Understanding the importance of dietary fat has grown beyond energy metabolism to recognition of the complex roles of fatty acids, particularly the ω-6 and ω-3 fatty acids in membrane lipids, inter- and intracellular communication and in regulating gene expression.

The ω-6 and ω-3 fatty acids accumulated in developing tissues depend on the fatty acids transported across the placenta and secreted in breast milk. These in turn are dependent on maternal fatty acid intakes, which have changed dramatically in the past century with current western diets high in ω-6 linoleic acid and low in ω-3 fatty acids.

High intakes of ω-6 fatty acid and low intakes of ω-3 fatty acids compromise long-chain ω-3 fatty acid accumulation in tissues, and this is avoided by dietary docosahexaenoic acid.

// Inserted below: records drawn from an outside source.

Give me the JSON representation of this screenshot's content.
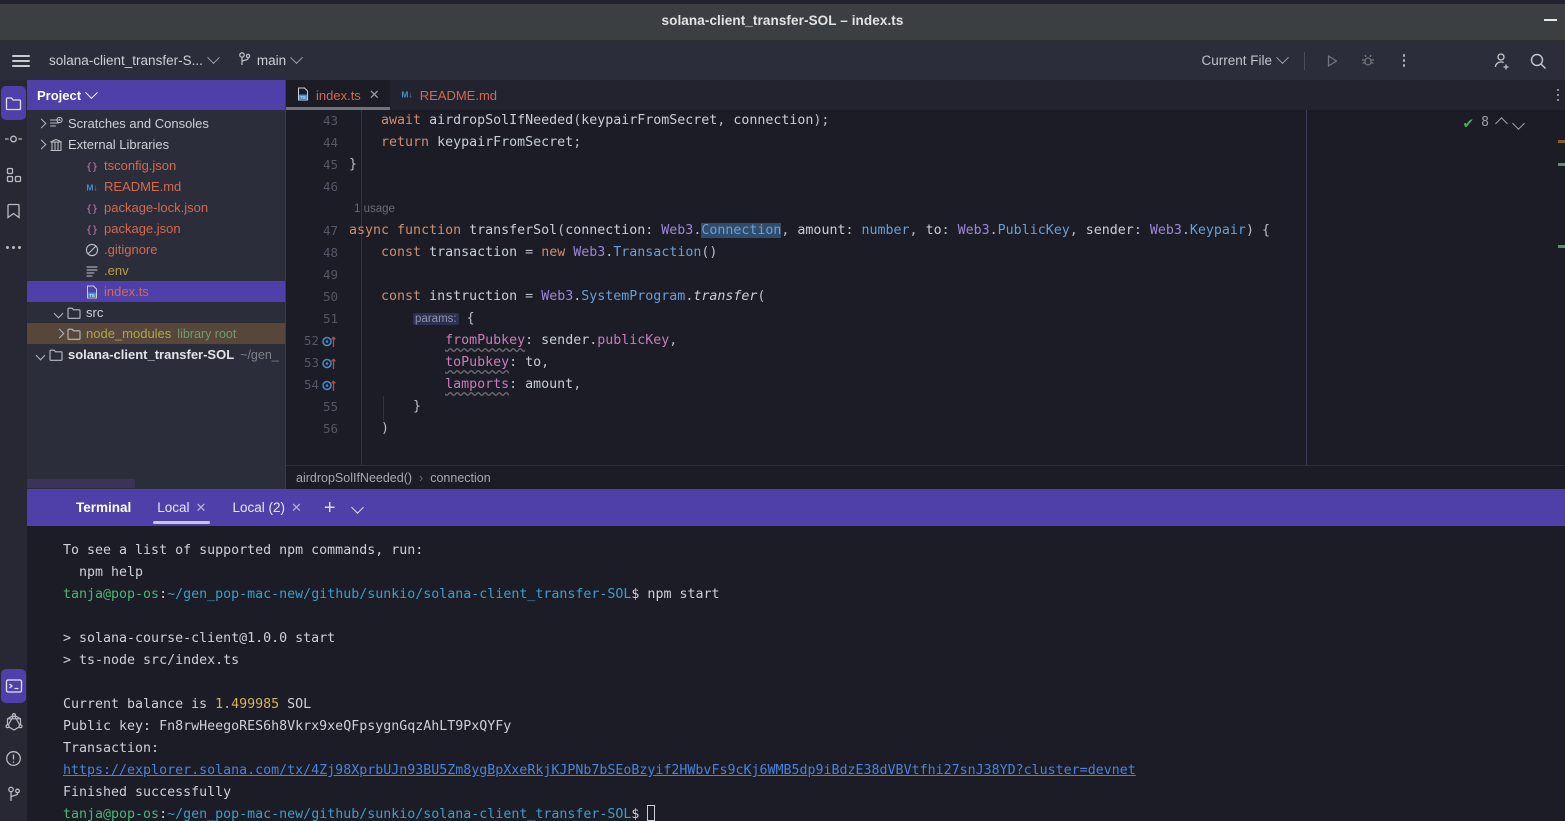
{
  "window": {
    "title": "solana-client_transfer-SOL – index.ts",
    "minimize_label": "—"
  },
  "toolbar": {
    "project_name": "solana-client_transfer-S...",
    "branch": "main",
    "run_config": "Current File",
    "icons": {
      "menu": "hamburger-icon",
      "branch": "branch-icon",
      "run": "run-icon",
      "debug": "debug-icon",
      "more": "more-options-icon",
      "share": "add-user-icon",
      "search": "search-icon"
    }
  },
  "left_strip": {
    "top": [
      {
        "name": "project",
        "icon": "folder-icon",
        "active": true
      },
      {
        "name": "commit",
        "icon": "commit-icon",
        "active": false
      },
      {
        "name": "structure",
        "icon": "structure-icon",
        "active": false
      },
      {
        "name": "bookmarks",
        "icon": "bookmarks-icon",
        "active": false
      },
      {
        "name": "more-tool-windows",
        "icon": "ellipsis-icon",
        "active": false
      }
    ],
    "bottom": [
      {
        "name": "terminal",
        "icon": "terminal-icon",
        "active": true
      },
      {
        "name": "graphql",
        "icon": "graphql-icon",
        "active": false
      },
      {
        "name": "problems",
        "icon": "warning-circle-icon",
        "active": false
      },
      {
        "name": "version-control",
        "icon": "branch-icon",
        "active": false
      }
    ]
  },
  "project_panel": {
    "title": "Project",
    "tree": [
      {
        "depth": 0,
        "arrow": "down",
        "icon": "folder-icon",
        "label": "solana-client_transfer-SOL",
        "suffix": "~/gen_",
        "state": "normal"
      },
      {
        "depth": 1,
        "arrow": "right",
        "icon": "folder-icon",
        "label": "node_modules",
        "suffix": "library root",
        "state": "highlight"
      },
      {
        "depth": 1,
        "arrow": "down",
        "icon": "folder-icon",
        "label": "src",
        "suffix": "",
        "state": "normal"
      },
      {
        "depth": 2,
        "arrow": "none",
        "icon": "ts-file-icon",
        "label": "index.ts",
        "suffix": "",
        "state": "selected"
      },
      {
        "depth": 2,
        "arrow": "none",
        "icon": "env-file-icon",
        "label": ".env",
        "suffix": "",
        "state": "normal"
      },
      {
        "depth": 2,
        "arrow": "none",
        "icon": "gitignore-icon",
        "label": ".gitignore",
        "suffix": "",
        "state": "normal"
      },
      {
        "depth": 2,
        "arrow": "none",
        "icon": "json-file-icon",
        "label": "package.json",
        "suffix": "",
        "state": "normal"
      },
      {
        "depth": 2,
        "arrow": "none",
        "icon": "json-file-icon",
        "label": "package-lock.json",
        "suffix": "",
        "state": "normal"
      },
      {
        "depth": 2,
        "arrow": "none",
        "icon": "markdown-file-icon",
        "label": "README.md",
        "suffix": "",
        "state": "normal"
      },
      {
        "depth": 2,
        "arrow": "none",
        "icon": "json-file-icon",
        "label": "tsconfig.json",
        "suffix": "",
        "state": "normal"
      },
      {
        "depth": 0,
        "arrow": "right",
        "icon": "library-icon",
        "label": "External Libraries",
        "suffix": "",
        "state": "normal"
      },
      {
        "depth": 0,
        "arrow": "right",
        "icon": "scratches-icon",
        "label": "Scratches and Consoles",
        "suffix": "",
        "state": "normal"
      }
    ]
  },
  "editor": {
    "tabs": [
      {
        "label": "README.md",
        "icon": "markdown-file-icon",
        "active": false,
        "closable": false
      },
      {
        "label": "index.ts",
        "icon": "ts-file-icon",
        "active": true,
        "closable": true
      }
    ],
    "inspection": {
      "status_icon": "green-check-icon",
      "count": "8",
      "prev": "chevron-up-icon",
      "next": "chevron-down-icon"
    },
    "breadcrumb": [
      "airdropSolIfNeeded()",
      "connection"
    ],
    "breadcrumb_separator": "›",
    "lines": [
      {
        "num": "43",
        "marker": "",
        "text": "    await airdropSolIfNeeded(keypairFromSecret, connection);"
      },
      {
        "num": "44",
        "marker": "",
        "text": "    return keypairFromSecret;"
      },
      {
        "num": "45",
        "marker": "",
        "text": "}"
      },
      {
        "num": "46",
        "marker": "",
        "text": ""
      },
      {
        "num": "",
        "marker": "",
        "text": "1 usage",
        "inlay": true
      },
      {
        "num": "47",
        "marker": "",
        "text": "async function transferSol(connection: Web3.Connection, amount: number, to: Web3.PublicKey, sender: Web3.Keypair) {"
      },
      {
        "num": "48",
        "marker": "",
        "text": "    const transaction = new Web3.Transaction()"
      },
      {
        "num": "49",
        "marker": "",
        "text": ""
      },
      {
        "num": "50",
        "marker": "",
        "text": "    const instruction = Web3.SystemProgram.transfer("
      },
      {
        "num": "51",
        "marker": "",
        "text": "        params: {"
      },
      {
        "num": "52",
        "marker": "override",
        "text": "            fromPubkey: sender.publicKey,"
      },
      {
        "num": "53",
        "marker": "override",
        "text": "            toPubkey: to,"
      },
      {
        "num": "54",
        "marker": "override",
        "text": "            lamports: amount,"
      },
      {
        "num": "55",
        "marker": "",
        "text": "        }"
      },
      {
        "num": "56",
        "marker": "",
        "text": "    )"
      }
    ]
  },
  "terminal": {
    "title": "Terminal",
    "tabs": [
      {
        "label": "Local",
        "active": true,
        "closable": true
      },
      {
        "label": "Local (2)",
        "active": false,
        "closable": true
      }
    ],
    "new_tab_label": "+",
    "options_icon": "chevron-down-icon",
    "output": [
      {
        "segments": [
          {
            "t": "To see a list of supported npm commands, run:",
            "c": "t-white"
          }
        ]
      },
      {
        "segments": [
          {
            "t": "  npm help",
            "c": "t-white"
          }
        ]
      },
      {
        "segments": [
          {
            "t": "tanja@pop-os",
            "c": "t-green"
          },
          {
            "t": ":",
            "c": "t-white"
          },
          {
            "t": "~/gen_pop-mac-new/github/sunkio/solana-client_transfer-SOL",
            "c": "t-cyan"
          },
          {
            "t": "$ npm start",
            "c": "t-white"
          }
        ]
      },
      {
        "segments": [
          {
            "t": "",
            "c": "t-white"
          }
        ]
      },
      {
        "segments": [
          {
            "t": "> solana-course-client@1.0.0 start",
            "c": "t-white"
          }
        ]
      },
      {
        "segments": [
          {
            "t": "> ts-node src/index.ts",
            "c": "t-white"
          }
        ]
      },
      {
        "segments": [
          {
            "t": "",
            "c": "t-white"
          }
        ]
      },
      {
        "segments": [
          {
            "t": "Current balance is ",
            "c": "t-white"
          },
          {
            "t": "1.499985",
            "c": "t-yellow"
          },
          {
            "t": " SOL",
            "c": "t-white"
          }
        ]
      },
      {
        "segments": [
          {
            "t": "Public key: Fn8rwHeegoRES6h8Vkrx9xeQFpsygnGqzAhLT9PxQYFy",
            "c": "t-white"
          }
        ]
      },
      {
        "segments": [
          {
            "t": "Transaction:",
            "c": "t-white"
          }
        ]
      },
      {
        "segments": [
          {
            "t": "https://explorer.solana.com/tx/4Zj98XprbUJn93BU5Zm8ygBpXxeRkjKJPNb7bSEoBzyif2HWbvFs9cKj6WMB5dp9iBdzE38dVBVtfhi27snJ38YD?cluster=devnet",
            "c": "t-link"
          }
        ]
      },
      {
        "segments": [
          {
            "t": "Finished successfully",
            "c": "t-white"
          }
        ]
      },
      {
        "segments": [
          {
            "t": "tanja@pop-os",
            "c": "t-green"
          },
          {
            "t": ":",
            "c": "t-white"
          },
          {
            "t": "~/gen_pop-mac-new/github/sunkio/solana-client_transfer-SOL",
            "c": "t-cyan"
          },
          {
            "t": "$ ",
            "c": "t-white"
          },
          {
            "t": "█",
            "c": "cursor"
          }
        ]
      }
    ]
  },
  "colors": {
    "accent_purple": "#4f3fa8",
    "editor_bg": "#1b1c25",
    "panel_bg": "#2b2d3a",
    "titlebar_bg": "#3c3f41",
    "link_blue": "#4c82d8",
    "prompt_green": "#49b675",
    "path_cyan": "#3d9ec9",
    "number_yellow": "#d5b263",
    "check_green": "#57a85c"
  }
}
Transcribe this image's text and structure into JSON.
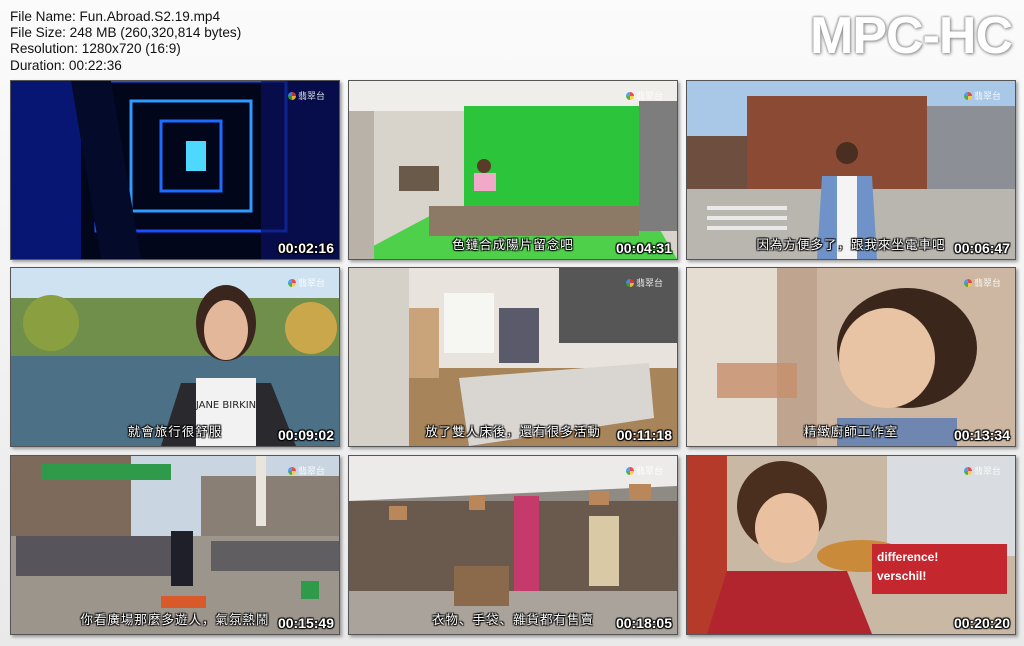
{
  "info": {
    "file_name": "File Name: Fun.Abroad.S2.19.mp4",
    "file_size": "File Size: 248 MB (260,320,814 bytes)",
    "resolution": "Resolution: 1280x720 (16:9)",
    "duration": "Duration: 00:22:36"
  },
  "logo": "MPC-HC",
  "watermark": "翡翠台",
  "thumbs": [
    {
      "time": "00:02:16",
      "subtitle": ""
    },
    {
      "time": "00:04:31",
      "subtitle": "色鏈合成陽片留念吧"
    },
    {
      "time": "00:06:47",
      "subtitle": "因為方便多了，跟我來坐電車吧"
    },
    {
      "time": "00:09:02",
      "subtitle": "就會旅行很舒服"
    },
    {
      "time": "00:11:18",
      "subtitle": "放了雙人床後，還有很多活動"
    },
    {
      "time": "00:13:34",
      "subtitle": "精緻廚師工作室"
    },
    {
      "time": "00:15:49",
      "subtitle": "你看廣場那麼多遊人，氣氛熱鬧"
    },
    {
      "time": "00:18:05",
      "subtitle": "衣物、手袋、雜貨都有售賣"
    },
    {
      "time": "00:20:20",
      "subtitle": ""
    }
  ],
  "sign_text": [
    "difference!",
    "verschil!"
  ]
}
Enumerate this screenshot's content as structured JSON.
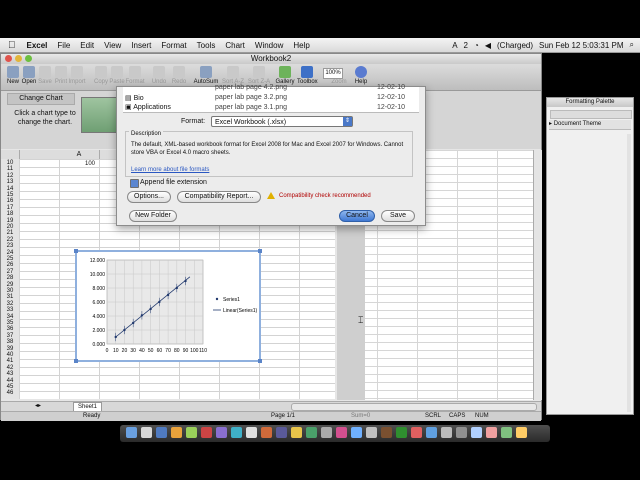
{
  "menubar": {
    "apple": "",
    "items": [
      "Excel",
      "File",
      "Edit",
      "View",
      "Insert",
      "Format",
      "Tools",
      "Chart",
      "Window",
      "Help"
    ],
    "status_icons": [
      "A",
      "2"
    ],
    "battery": "(Charged)",
    "clock": "Sun Feb 12  5:03:31 PM"
  },
  "window": {
    "title": "Workbook2"
  },
  "toolbar": {
    "buttons": [
      "New",
      "Open",
      "Save",
      "Print",
      "Import",
      "Copy",
      "Paste",
      "Format",
      "Undo",
      "Redo",
      "AutoSum",
      "Sort A-Z",
      "Sort Z-A",
      "Gallery",
      "Toolbox",
      "Zoom",
      "Help"
    ],
    "zoom_value": "100%"
  },
  "ribbon": {
    "change_chart": "Change Chart",
    "click_text": "Click a chart type to change the chart."
  },
  "grid": {
    "columns": [
      "A",
      "B"
    ],
    "rows": [
      "10",
      "11",
      "12",
      "13",
      "14",
      "15",
      "16",
      "17",
      "18",
      "19",
      "20",
      "21",
      "22",
      "23",
      "24",
      "25",
      "26",
      "27",
      "28",
      "29",
      "30",
      "31",
      "32",
      "33",
      "34",
      "35",
      "36",
      "37",
      "38",
      "39",
      "40",
      "41",
      "42",
      "43",
      "44",
      "45",
      "46"
    ],
    "cell_value": "100"
  },
  "chart_data": {
    "type": "scatter",
    "x_ticks": [
      "0",
      "10",
      "20",
      "30",
      "40",
      "50",
      "60",
      "70",
      "80",
      "90",
      "100",
      "110"
    ],
    "y_ticks": [
      "0.000",
      "2.000",
      "4.000",
      "6.000",
      "8.000",
      "10.000",
      "12.000"
    ],
    "xlim": [
      0,
      110
    ],
    "ylim": [
      0,
      12
    ],
    "series": [
      {
        "name": "Series1",
        "x": [
          10,
          20,
          30,
          40,
          50,
          60,
          70,
          80,
          90
        ],
        "y": [
          1.0,
          2.0,
          3.0,
          4.1,
          5.0,
          6.0,
          7.0,
          8.0,
          9.0
        ]
      }
    ],
    "trendline": {
      "name": "Linear(Series1)",
      "from": [
        10,
        1.0
      ],
      "to": [
        95,
        9.6
      ]
    },
    "legend": [
      "Series1",
      "Linear(Series1)"
    ],
    "legend_position": "right",
    "grid": true,
    "error_bars": true
  },
  "dialog": {
    "sidebar_items": [
      "Bio",
      "Applications"
    ],
    "files": [
      {
        "name": "paper lab page 4.2.png",
        "date": "12-02-10"
      },
      {
        "name": "paper lab page 3.2.png",
        "date": "12-02-10"
      },
      {
        "name": "paper lab page 3.1.png",
        "date": "12-02-10"
      }
    ],
    "format_label": "Format:",
    "format_value": "Excel Workbook (.xlsx)",
    "description_title": "Description",
    "description_text": "The default, XML-based workbook format for Excel 2008 for Mac and Excel 2007 for Windows. Cannot store VBA or Excel 4.0 macro sheets.",
    "learn_more": "Learn more about file formats",
    "append_label": "Append file extension",
    "options_button": "Options...",
    "compat_button": "Compatibility Report...",
    "compat_warning": "Compatibility check recommended",
    "new_folder_button": "New Folder",
    "cancel_button": "Cancel",
    "save_button": "Save"
  },
  "palette": {
    "title": "Formatting Palette",
    "section": "Document Theme"
  },
  "sheet_tabs": [
    "Sheet1"
  ],
  "status": {
    "ready": "Ready",
    "page": "Page 1/1",
    "sum": "Sum=0",
    "scrl": "SCRL",
    "caps": "CAPS",
    "num": "NUM"
  },
  "colors": {
    "chart_border": "#8fb0de",
    "cancel_button": "#4f86d8",
    "warning_text": "#b00000",
    "link": "#2a57c2"
  }
}
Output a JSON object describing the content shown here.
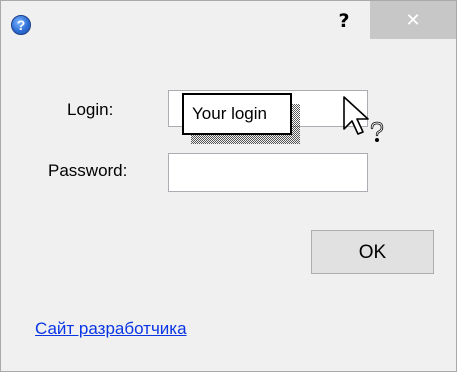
{
  "titlebar": {
    "app_icon": "help-circle-icon",
    "help_label": "?",
    "close_label": "✕"
  },
  "form": {
    "login_label": "Login:",
    "password_label": "Password:",
    "login_value": "",
    "password_value": ""
  },
  "tooltip": {
    "text": "Your login"
  },
  "cursor": {
    "icon": "help-select-cursor-icon"
  },
  "buttons": {
    "ok_label": "OK"
  },
  "footer": {
    "developer_link": "Сайт разработчика"
  },
  "colors": {
    "window_bg": "#f0f0f0",
    "close_button_bg": "#c7c7c7",
    "link": "#0a35e5"
  }
}
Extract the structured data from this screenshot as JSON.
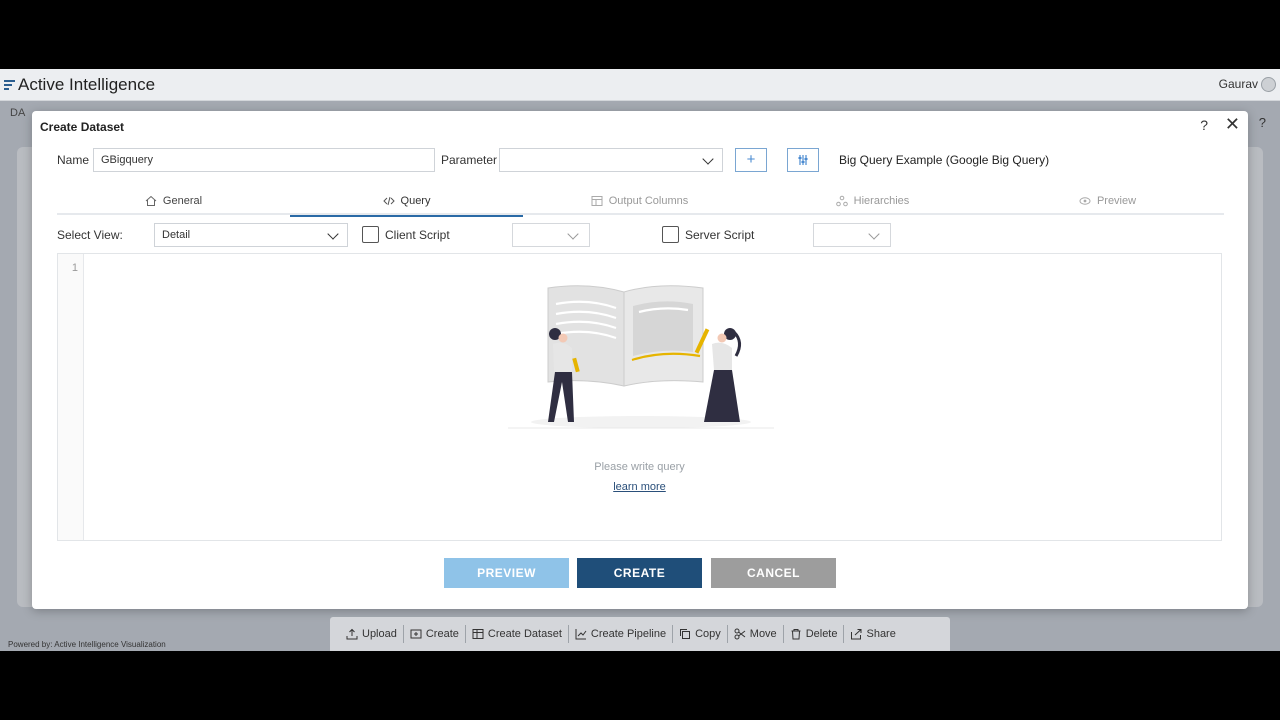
{
  "app": {
    "title": "Active Intelligence",
    "user": "Gaurav",
    "bg_label": "DA",
    "bg_help": "?"
  },
  "dialog": {
    "title": "Create Dataset",
    "help": "?",
    "close": "✕",
    "name_label": "Name",
    "name_value": "GBigquery",
    "parameter_label": "Parameter",
    "parameter_value": "",
    "add_button": "+",
    "settings_button": "⫶",
    "datasource_label": "Big Query Example (Google Big Query)"
  },
  "tabs": [
    {
      "label": "General",
      "icon": "home-icon"
    },
    {
      "label": "Query",
      "icon": "code-icon",
      "active": true
    },
    {
      "label": "Output Columns",
      "icon": "table-icon"
    },
    {
      "label": "Hierarchies",
      "icon": "hierarchy-icon"
    },
    {
      "label": "Preview",
      "icon": "eye-icon"
    }
  ],
  "query": {
    "select_view_label": "Select View:",
    "select_view_value": "Detail",
    "client_script_label": "Client Script",
    "server_script_label": "Server Script",
    "line_number": "1",
    "hint": "Please write query",
    "learn_more": "learn more"
  },
  "buttons": {
    "preview": "PREVIEW",
    "create": "CREATE",
    "cancel": "CANCEL"
  },
  "toolbar": {
    "upload": "Upload",
    "create": "Create",
    "create_dataset": "Create Dataset",
    "create_pipeline": "Create Pipeline",
    "copy": "Copy",
    "move": "Move",
    "delete": "Delete",
    "share": "Share"
  },
  "footer": "Powered by: Active Intelligence Visualization",
  "colors": {
    "primary": "#1f4e79",
    "preview_btn": "#8fc3e8",
    "cancel_btn": "#9d9d9d",
    "accent_line": "#e6b400"
  }
}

In addition to the well-known roles in neural development, newer studies are beginning to question the importance of ω-3 fatty acids as a contributor of metabolic development in other organs, with possible implications for the development of feeding behavior and integration of the nutrient energy supply.